Interview - Part I
For our readers, could you please present yourself and your role in the Arch Linux distribution?
Pacman is a package manager written specifically for ArchLinux. It handles binary packages and is focused on being simple and easy to use.
mkinitcpio is a tool allowing you to add modules or change settings to your kernel, sometimes without having to rebuild the kernel image.
I originally began using Arch back in 2003. You could say I grew up on Arch, as most of my heavy technical knowledge was learned on an Arch box. Later on, I was asked to come on board the core development team, and became the lead developer for pacman, as well as developing tools such as mkinitcpio.
Nowadays, Judd, the previous "owner" of Arch, has stepped aside, and I have taken his place. Believe me though, that sounds more prestigious than it actually is. Arch runs smoothly because we have a great group of people working on it. Not because of what I do.

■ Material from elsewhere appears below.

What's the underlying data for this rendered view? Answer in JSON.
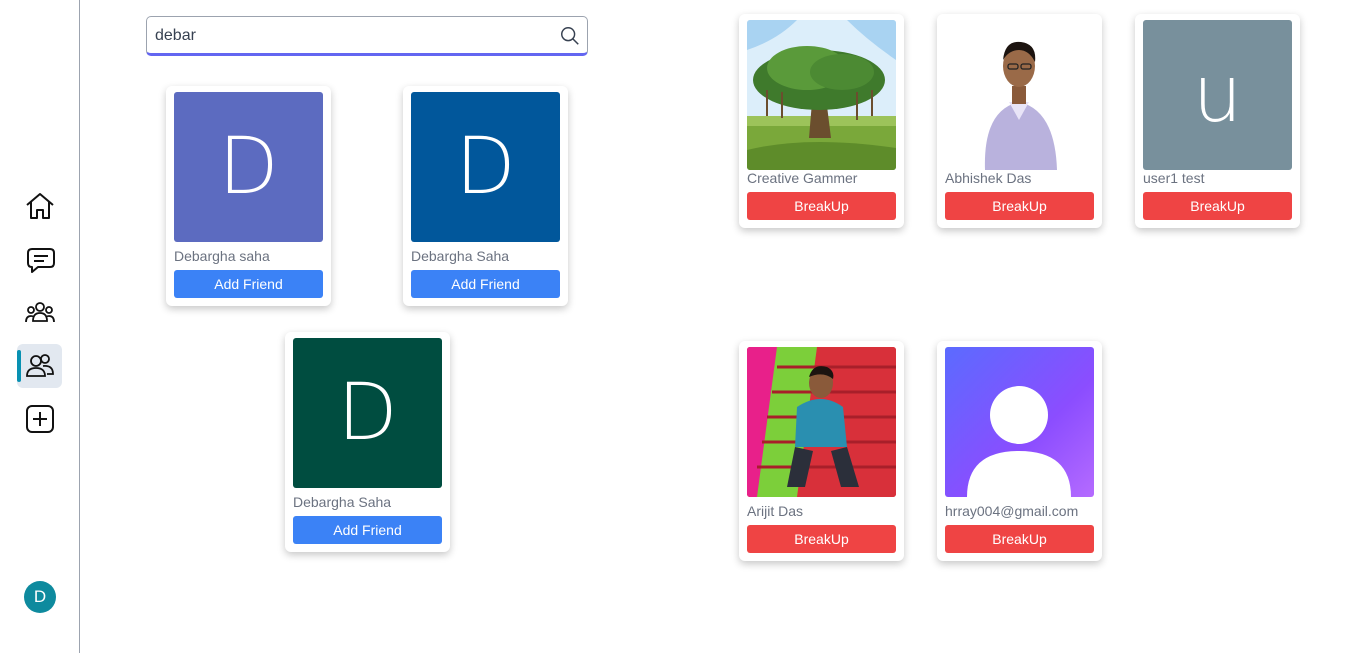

Could you briefly present Arch Linux in the same fashion?
ArchLinux is a distro which puts the user in control. It is a distribution designed to be a platform - a "base" for the user to do what they want. Other distros, for instance Ubuntu, tend to believe that the computer should manage itself and the user should just use it. This is a perfectly fine stance to take, and certainly works well for most people. But not for me. I want to have full control and that is why I use Arch.
Arch is lightweight and simple, like clay - able to be molded by the user as they choose. This means that we don't try to force a user's hand into our way of doing things, with our configuration tools, and our ideas. Developers suggest things, and push in certain directions, but let the user do as they wish.

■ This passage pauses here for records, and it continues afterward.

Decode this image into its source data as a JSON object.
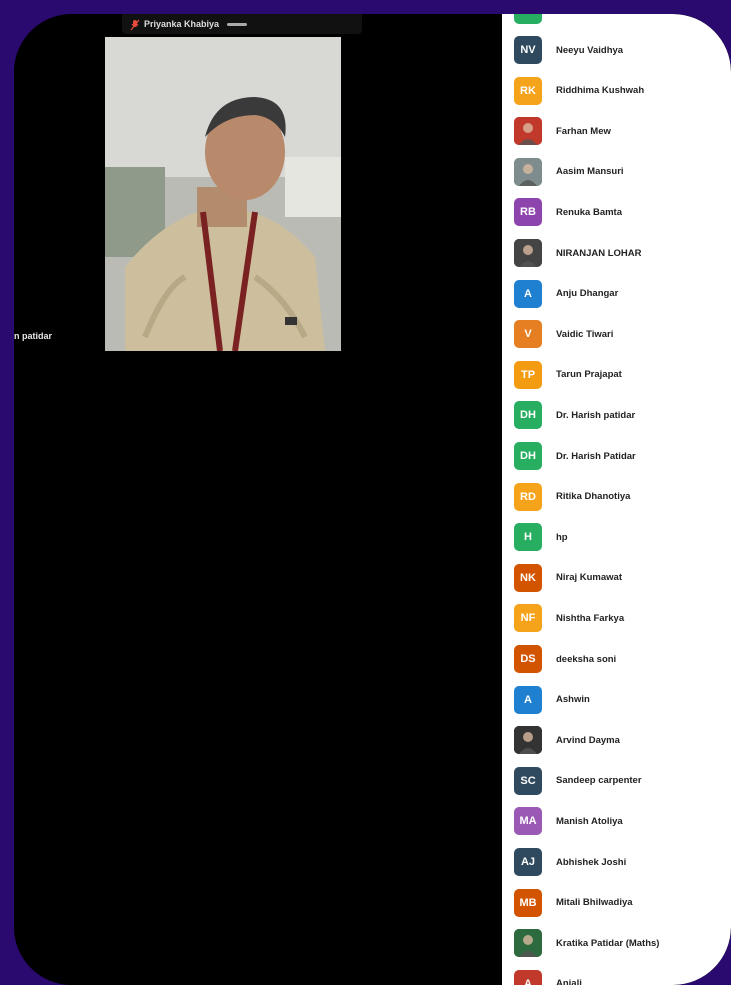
{
  "meeting": {
    "active_speaker_name": "Priyanka Khabiya",
    "side_label": "n patidar"
  },
  "participants": [
    {
      "initials": "NV",
      "name": "Neeyu Vaidhya",
      "color": "#2f4a5e",
      "photo": false
    },
    {
      "initials": "RK",
      "name": "Riddhima Kushwah",
      "color": "#f5a31a",
      "photo": false
    },
    {
      "initials": "",
      "name": "Farhan Mew",
      "color": "#c0392b",
      "photo": true
    },
    {
      "initials": "",
      "name": "Aasim Mansuri",
      "color": "#7f8c8d",
      "photo": true
    },
    {
      "initials": "RB",
      "name": "Renuka Bamta",
      "color": "#8e44ad",
      "photo": false
    },
    {
      "initials": "",
      "name": "NIRANJAN LOHAR",
      "color": "#444",
      "photo": true
    },
    {
      "initials": "A",
      "name": "Anju Dhangar",
      "color": "#1f7fd1",
      "photo": false
    },
    {
      "initials": "V",
      "name": "Vaidic Tiwari",
      "color": "#e67e22",
      "photo": false
    },
    {
      "initials": "TP",
      "name": "Tarun Prajapat",
      "color": "#f39c12",
      "photo": false
    },
    {
      "initials": "DH",
      "name": "Dr. Harish patidar",
      "color": "#27ae60",
      "photo": false
    },
    {
      "initials": "DH",
      "name": "Dr. Harish Patidar",
      "color": "#27ae60",
      "photo": false
    },
    {
      "initials": "RD",
      "name": "Ritika Dhanotiya",
      "color": "#f5a31a",
      "photo": false
    },
    {
      "initials": "H",
      "name": "hp",
      "color": "#27ae60",
      "photo": false
    },
    {
      "initials": "NK",
      "name": "Niraj Kumawat",
      "color": "#d35400",
      "photo": false
    },
    {
      "initials": "NF",
      "name": "Nishtha Farkya",
      "color": "#f5a31a",
      "photo": false
    },
    {
      "initials": "DS",
      "name": "deeksha soni",
      "color": "#d35400",
      "photo": false
    },
    {
      "initials": "A",
      "name": "Ashwin",
      "color": "#1f7fd1",
      "photo": false
    },
    {
      "initials": "",
      "name": "Arvind Dayma",
      "color": "#333",
      "photo": true
    },
    {
      "initials": "SC",
      "name": "Sandeep carpenter",
      "color": "#2f4a5e",
      "photo": false
    },
    {
      "initials": "MA",
      "name": "Manish Atoliya",
      "color": "#9b59b6",
      "photo": false
    },
    {
      "initials": "AJ",
      "name": "Abhishek Joshi",
      "color": "#2f4a5e",
      "photo": false
    },
    {
      "initials": "MB",
      "name": "Mitali Bhilwadiya",
      "color": "#d35400",
      "photo": false
    },
    {
      "initials": "",
      "name": "Kratika Patidar (Maths)",
      "color": "#2d6a3e",
      "photo": true
    },
    {
      "initials": "A",
      "name": "Anjali",
      "color": "#c0392b",
      "photo": false
    }
  ]
}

How many developers are behind Arch? Do you see this number increase in the future?
Yaourt is an alternative front-end to Pacman, giving you extended functionality like compiling and voting for applications on AUR(*).
Alunn is actually written and maintained by a norwegian programmer, Mathias Nedrebø. Alunn is an applet (a small application running on your panel) that notifies you about package updates or news from archlinux.org.

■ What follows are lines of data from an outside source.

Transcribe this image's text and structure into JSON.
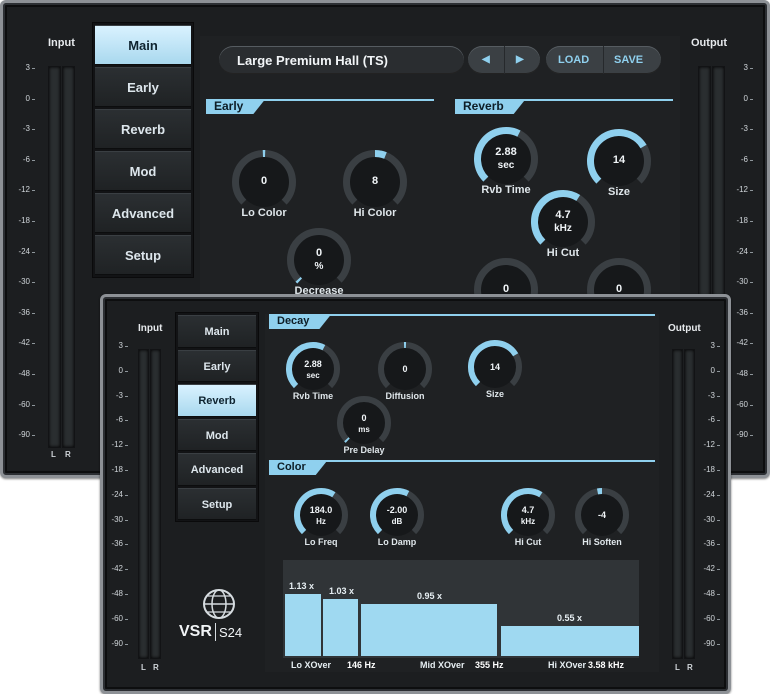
{
  "back_window": {
    "input_label": "Input",
    "output_label": "Output",
    "scale": [
      "3",
      "0",
      "-3",
      "-6",
      "-12",
      "-18",
      "-24",
      "-30",
      "-36",
      "-42",
      "-48",
      "-60",
      "-90"
    ],
    "lr": {
      "l": "L",
      "r": "R"
    },
    "nav": [
      "Main",
      "Early",
      "Reverb",
      "Mod",
      "Advanced",
      "Setup"
    ],
    "active_nav": "Main",
    "preset_name": "Large Premium Hall (TS)",
    "prev_glyph": "◀",
    "next_glyph": "▶",
    "load_label": "LOAD",
    "save_label": "SAVE",
    "early_title": "Early",
    "reverb_title": "Reverb",
    "knobs": [
      {
        "id": "lo-color",
        "value": "0",
        "unit": "",
        "label": "Lo Color",
        "level": 0.5,
        "mode": "center"
      },
      {
        "id": "hi-color",
        "value": "8",
        "unit": "",
        "label": "Hi Color",
        "level": 0.58,
        "mode": "center"
      },
      {
        "id": "decrease",
        "value": "0",
        "unit": "%",
        "label": "Decrease",
        "level": 0.0,
        "mode": "left"
      },
      {
        "id": "rvb-time",
        "value": "2.88",
        "unit": "sec",
        "label": "Rvb Time",
        "level": 0.6,
        "mode": "left"
      },
      {
        "id": "size",
        "value": "14",
        "unit": "",
        "label": "Size",
        "level": 0.72,
        "mode": "left"
      },
      {
        "id": "hi-cut",
        "value": "4.7",
        "unit": "kHz",
        "label": "Hi Cut",
        "level": 0.62,
        "mode": "left"
      },
      {
        "id": "extra-1",
        "value": "0",
        "unit": "",
        "label": "",
        "level": 0.0,
        "mode": "left"
      },
      {
        "id": "extra-2",
        "value": "0",
        "unit": "",
        "label": "",
        "level": 0.0,
        "mode": "left"
      }
    ]
  },
  "front_window": {
    "input_label": "Input",
    "output_label": "Output",
    "scale": [
      "3",
      "0",
      "-3",
      "-6",
      "-12",
      "-18",
      "-24",
      "-30",
      "-36",
      "-42",
      "-48",
      "-60",
      "-90"
    ],
    "lr": {
      "l": "L",
      "r": "R"
    },
    "nav": [
      "Main",
      "Early",
      "Reverb",
      "Mod",
      "Advanced",
      "Setup"
    ],
    "active_nav": "Reverb",
    "logo_text": "VSR",
    "logo_model": "S24",
    "decay_title": "Decay",
    "color_title": "Color",
    "knobs": [
      {
        "id": "rvb-time",
        "value": "2.88",
        "unit": "sec",
        "label": "Rvb Time",
        "level": 0.6,
        "mode": "left"
      },
      {
        "id": "diffusion",
        "value": "0",
        "unit": "",
        "label": "Diffusion",
        "level": 0.5,
        "mode": "center"
      },
      {
        "id": "size",
        "value": "14",
        "unit": "",
        "label": "Size",
        "level": 0.72,
        "mode": "left"
      },
      {
        "id": "pre-delay",
        "value": "0",
        "unit": "ms",
        "label": "Pre Delay",
        "level": 0.0,
        "mode": "left"
      },
      {
        "id": "lo-freq",
        "value": "184.0",
        "unit": "Hz",
        "label": "Lo Freq",
        "level": 0.62,
        "mode": "left"
      },
      {
        "id": "lo-damp",
        "value": "-2.00",
        "unit": "dB",
        "label": "Lo Damp",
        "level": 0.6,
        "mode": "left"
      },
      {
        "id": "hi-cut",
        "value": "4.7",
        "unit": "kHz",
        "label": "Hi Cut",
        "level": 0.62,
        "mode": "left"
      },
      {
        "id": "hi-soften",
        "value": "-4",
        "unit": "",
        "label": "Hi Soften",
        "level": 0.46,
        "mode": "center"
      }
    ],
    "bands": [
      {
        "label": "1.13 x",
        "level": 1.13
      },
      {
        "label": "1.03 x",
        "level": 1.03
      },
      {
        "label": "0.95 x",
        "level": 0.95
      },
      {
        "label": "0.55 x",
        "level": 0.55
      }
    ],
    "xovers": [
      {
        "label": "Lo XOver",
        "value": "146 Hz"
      },
      {
        "label": "Mid XOver",
        "value": "355 Hz"
      },
      {
        "label": "Hi XOver",
        "value": "3.58 kHz"
      }
    ],
    "colors": {
      "accent": "#8fd0ee",
      "bar": "#9fd9f1",
      "panel": "#1f2123"
    }
  }
}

KDEmod is, like the name implies, a KDE modification optimized for Arch Linux. KDEmod includes things like a new visual theme, speed and usability enhancements and modular packages so you can install only the kde applications you want.
*explained in more detail on next page.
According to this page we have 27 developers. Everyone does different things. While I *do* see our numbers increasing in the future, I think that will only come after fully figuring out what everyone's job is, and what holes we have to plug.
What about the community? What is their role in the development, how can they help out and how can they become a "main" developer for Arch?
The Arch community is and always has been amazing. Many of the popular applications these days are community projects - yaourt, kdemod, and many others projects were created by community members, and are used by many people.
Additionally, we have what we call Trusted Users (TU) who manage our [community] repository. It contains less popular packages, packages the developers don't really use, and things like that. The clearest way for community members to help is to become a TU and help out there.